Portia Simpson-Miller, (2006-2007 and 2012-2016)
Apart from being Prime Minister, Simpson-Miller was also the leader of the People's National Party from 2006 to 2017.
Michelle Bachelet, (2006-2010 and 2014-2018)
Bachelet created a new law to reform the pension system which guaranteed a minimum pension for the 60% poorest segment of the population, regardless of their historical contribution. The reform grants a bonus to female pensioners for every child born alive.
Iveta Radicova, (2010-2012)
Radicova led a coalition government, in which she also briefly held the post of Minister of Defence.
Julia Gillard, (2010-2013)
Gillard is the only woman to hold the positions of Deputy Prime Minister, Prime Minister and leader of a major party in Australia.
34. Costa Rica
Laura Chinchilla, (2010-2014)
During her tenure, Chinchilla structured a government plan based on human security which included: economic security and competitiveness; social security and welfare; citizen security and social peace; and environmental security and development.
Jadranka Kosor, (2011-2015)
During her tenure, Kosor managed to prevent the country's budgetary meltdown with two budget revisions and introduced new taxes as a response to the ongoing economic crisis.
Joyce Banda, (2012-2014)
Apart from being President, Banda also served as Vice President and Minister of Foreign Affairs. She is the founder and leader of the People’s Party and she is a women's rights activist.
Alenka Bratusek, (2013-2014)
During her term, Bratusek presided over the construction of the first mosque in the country.
Aminata Toure, (2013-2014)
Toure was named "Iron Lady" by the press due to her anti-corruption campaign. She worked for women's rights and vowed to continue improving the living conditions of citizens.
39. South Korea
Park Geun-hye, (2013-2017)
Geun-hye was ranked 11th on the Forbes list of the world's 100 most powerful women and the most powerful woman in East Asia in 2013-2014. Her government wanted to open a new era of hope and happiness for all people.
Ana Brnabic, (2017- present)

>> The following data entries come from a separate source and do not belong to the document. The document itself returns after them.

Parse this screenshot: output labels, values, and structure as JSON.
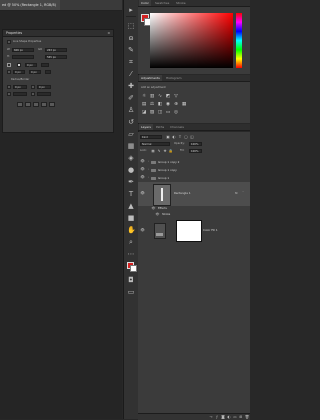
{
  "document": {
    "tab_title": "ed @ 50% (Rectangle 1, RGB/8)",
    "close_glyph": "×"
  },
  "properties": {
    "title": "Properties",
    "menu_glyph": "≡",
    "layer_label": "Live Shape Properties",
    "w_label": "W:",
    "w_value": "606 px",
    "x_label": "GO",
    "x_value": "263 px",
    "h_label": "H:",
    "y_value": "565 px",
    "stroke_value": "0 px",
    "radius_value": "0 px",
    "radius_value_2": "0 px",
    "corner_label": "Radius/Border",
    "corner_value_1": "0 px",
    "corner_value_2": "0 px"
  },
  "tools": [
    "move-tool-icon",
    "marquee-tool-icon",
    "lasso-tool-icon",
    "quick-select-tool-icon",
    "crop-tool-icon",
    "eyedropper-tool-icon",
    "healing-brush-icon",
    "brush-tool-icon",
    "clone-stamp-icon",
    "history-brush-icon",
    "eraser-tool-icon",
    "gradient-tool-icon",
    "blur-tool-icon",
    "dodge-tool-icon",
    "pen-tool-icon",
    "type-tool-icon",
    "path-select-icon",
    "shape-tool-icon",
    "hand-tool-icon",
    "zoom-tool-icon",
    "more-tools-icon",
    "color-swatch-icon",
    "quick-mask-icon",
    "screen-mode-icon"
  ],
  "color_panel": {
    "tabs": [
      "Color",
      "Swatches",
      "Stroke"
    ],
    "fg_color": "#d42121",
    "bg_color": "#ffffff"
  },
  "adjustments_panel": {
    "tabs": [
      "Adjustments",
      "Histogram"
    ],
    "subtitle": "Add an adjustment"
  },
  "layers_panel": {
    "tabs": [
      "Layers",
      "Paths",
      "Channels"
    ],
    "kind_label": "Kind",
    "blend_mode": "Normal",
    "opacity_label": "Opacity:",
    "opacity_value": "100%",
    "lock_label": "Lock:",
    "fill_label": "Fill:",
    "fill_value": "100%",
    "layers": [
      {
        "name": "Group 1 copy 2",
        "type": "group"
      },
      {
        "name": "Group 1 copy",
        "type": "group"
      },
      {
        "name": "Group 1",
        "type": "group"
      },
      {
        "name": "Rectangle 1",
        "type": "shape",
        "fx": "fx"
      },
      {
        "name": "Effects",
        "type": "effect"
      },
      {
        "name": "Stroke",
        "type": "effect"
      },
      {
        "name": "Color Fill 1",
        "type": "fill"
      }
    ]
  }
}
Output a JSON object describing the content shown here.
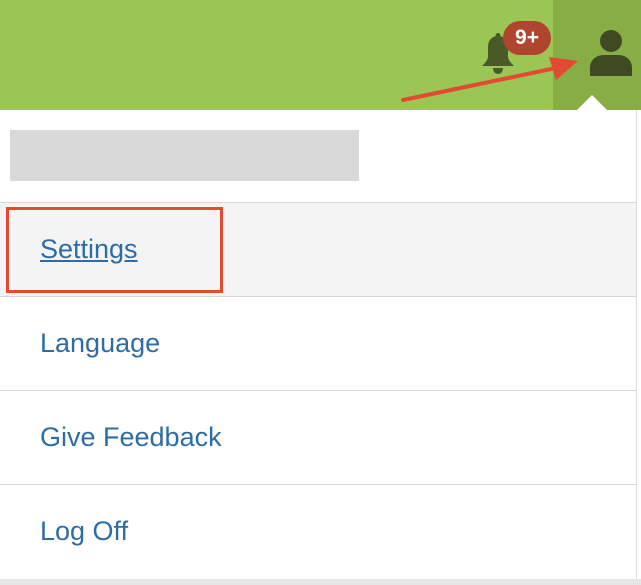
{
  "header": {
    "background_color": "#9bc554",
    "active_area_color": "#88ad46",
    "notifications": {
      "icon": "bell-icon",
      "badge_text": "9+",
      "badge_color": "#b0452f"
    },
    "user_menu": {
      "icon": "user-icon"
    }
  },
  "dropdown": {
    "user_name": "",
    "menu_items": [
      {
        "label": "Settings",
        "state": "hovered",
        "underlined": true
      },
      {
        "label": "Language"
      },
      {
        "label": "Give Feedback"
      },
      {
        "label": "Log Off"
      }
    ],
    "link_color": "#2e6ca6"
  },
  "annotations": {
    "highlight_color": "#e24a32",
    "highlight_target": "Settings",
    "arrow_target": "user-icon"
  }
}
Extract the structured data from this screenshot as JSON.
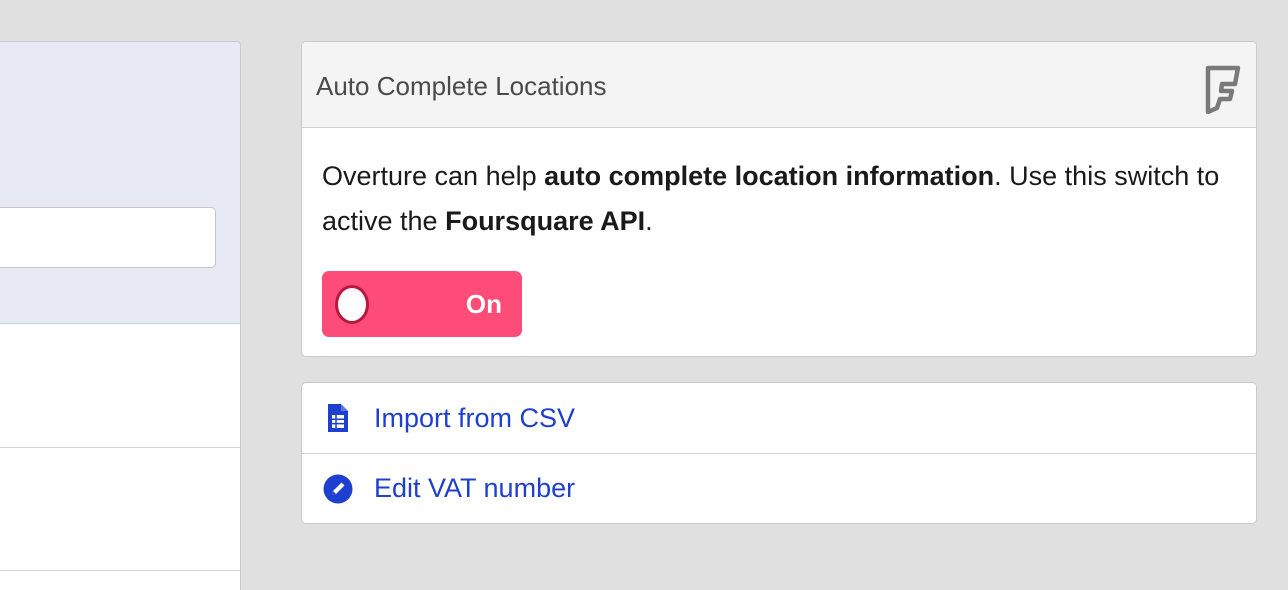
{
  "auto_complete": {
    "title": "Auto Complete Locations",
    "text_part1": "Overture can help ",
    "text_bold1": "auto complete location information",
    "text_part2": ". Use this switch to active the ",
    "text_bold2": "Foursquare API",
    "text_part3": ".",
    "toggle_label": "On",
    "toggle_color": "#fd4c78",
    "brand_icon": "foursquare-icon"
  },
  "actions": [
    {
      "label": "Import from CSV",
      "icon": "spreadsheet-icon"
    },
    {
      "label": "Edit VAT number",
      "icon": "pencil-icon"
    }
  ],
  "colors": {
    "background": "#e0e0e0",
    "link": "#1f3fcf",
    "left_header": "#e7eaf5"
  }
}
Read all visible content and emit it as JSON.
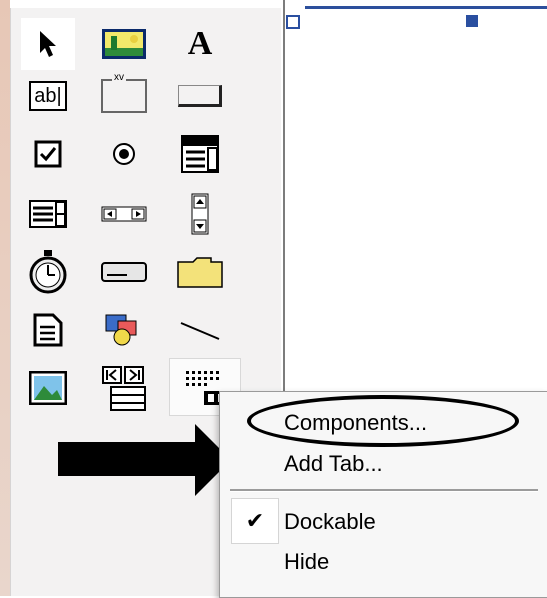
{
  "toolbox": {
    "tools": [
      {
        "name": "pointer-tool",
        "icon": "arrow-pointer-icon"
      },
      {
        "name": "picturebox-tool",
        "icon": "picture-icon"
      },
      {
        "name": "label-tool",
        "icon": "label-a-icon",
        "glyph": "A"
      },
      {
        "name": "textbox-tool",
        "icon": "textbox-icon",
        "glyph": "ab|"
      },
      {
        "name": "frame-tool",
        "icon": "frame-icon",
        "glyph": "xv"
      },
      {
        "name": "commandbutton-tool",
        "icon": "button-icon"
      },
      {
        "name": "checkbox-tool",
        "icon": "checkbox-icon"
      },
      {
        "name": "optionbutton-tool",
        "icon": "radio-icon"
      },
      {
        "name": "combobox-tool",
        "icon": "combobox-icon"
      },
      {
        "name": "listbox-tool",
        "icon": "listbox-icon"
      },
      {
        "name": "hscrollbar-tool",
        "icon": "hscroll-icon"
      },
      {
        "name": "vscrollbar-tool",
        "icon": "vscroll-icon"
      },
      {
        "name": "timer-tool",
        "icon": "stopwatch-icon"
      },
      {
        "name": "drivelistbox-tool",
        "icon": "drive-icon"
      },
      {
        "name": "dirlistbox-tool",
        "icon": "folder-icon"
      },
      {
        "name": "filelistbox-tool",
        "icon": "file-icon"
      },
      {
        "name": "shape-tool",
        "icon": "shapes-icon"
      },
      {
        "name": "line-tool",
        "icon": "line-icon"
      },
      {
        "name": "image-tool",
        "icon": "image-icon"
      },
      {
        "name": "data-tool",
        "icon": "data-control-icon"
      },
      {
        "name": "ole-tool",
        "icon": "ole-icon"
      }
    ]
  },
  "context_menu": {
    "components": "Components...",
    "add_tab": "Add Tab...",
    "dockable": "Dockable",
    "dockable_checked": true,
    "hide": "Hide",
    "check_glyph": "✔"
  },
  "colors": {
    "accent": "#2a4fa0",
    "toolbox_bg": "#f3f2f2"
  }
}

Brnabic is the current Prime Minister of Serbia. She is also the first female and openly gay person to hold the office.
Mia Mottley, (2018-present)
Mottley is the leader of the Barbados Labour Party (BLP).